■ **Task description**
Which lines of the entries below include "cookies"? List them all.

■ **Source records**
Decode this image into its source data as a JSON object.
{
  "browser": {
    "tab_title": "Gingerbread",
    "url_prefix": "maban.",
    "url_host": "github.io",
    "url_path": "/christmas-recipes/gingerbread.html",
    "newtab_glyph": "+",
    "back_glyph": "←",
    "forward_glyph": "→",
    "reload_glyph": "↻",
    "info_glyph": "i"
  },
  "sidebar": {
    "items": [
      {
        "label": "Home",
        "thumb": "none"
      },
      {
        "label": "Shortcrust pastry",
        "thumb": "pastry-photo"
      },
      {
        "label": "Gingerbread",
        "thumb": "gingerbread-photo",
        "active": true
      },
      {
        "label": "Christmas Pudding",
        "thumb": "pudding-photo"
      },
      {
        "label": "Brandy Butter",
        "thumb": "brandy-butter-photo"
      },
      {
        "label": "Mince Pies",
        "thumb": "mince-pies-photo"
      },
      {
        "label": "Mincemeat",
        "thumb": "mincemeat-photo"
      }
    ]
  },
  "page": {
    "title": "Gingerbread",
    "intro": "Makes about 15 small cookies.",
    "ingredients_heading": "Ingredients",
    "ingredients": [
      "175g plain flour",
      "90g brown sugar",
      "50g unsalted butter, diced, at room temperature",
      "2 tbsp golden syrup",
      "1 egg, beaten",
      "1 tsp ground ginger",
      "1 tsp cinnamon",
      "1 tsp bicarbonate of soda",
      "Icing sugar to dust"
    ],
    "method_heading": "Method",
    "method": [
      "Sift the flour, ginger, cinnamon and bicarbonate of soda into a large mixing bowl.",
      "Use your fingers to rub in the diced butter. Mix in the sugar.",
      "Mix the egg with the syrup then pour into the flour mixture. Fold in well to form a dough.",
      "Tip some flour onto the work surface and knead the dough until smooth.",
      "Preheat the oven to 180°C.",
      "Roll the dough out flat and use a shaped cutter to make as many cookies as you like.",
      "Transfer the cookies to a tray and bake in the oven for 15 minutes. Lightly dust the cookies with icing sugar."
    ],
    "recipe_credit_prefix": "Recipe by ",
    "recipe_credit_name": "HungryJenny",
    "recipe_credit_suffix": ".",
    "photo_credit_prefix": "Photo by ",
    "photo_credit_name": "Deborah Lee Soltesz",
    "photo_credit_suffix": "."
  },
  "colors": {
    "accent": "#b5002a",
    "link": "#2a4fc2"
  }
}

■ **Problem solution**
    "intro": "Makes about 15 small cookies.",
      "Roll the dough out flat and use a shaped cutter to make as many cookies as you like.",
      "Transfer the cookies to a tray and bake in the oven for 15 minutes. Lightly dust the cookies with icing sugar."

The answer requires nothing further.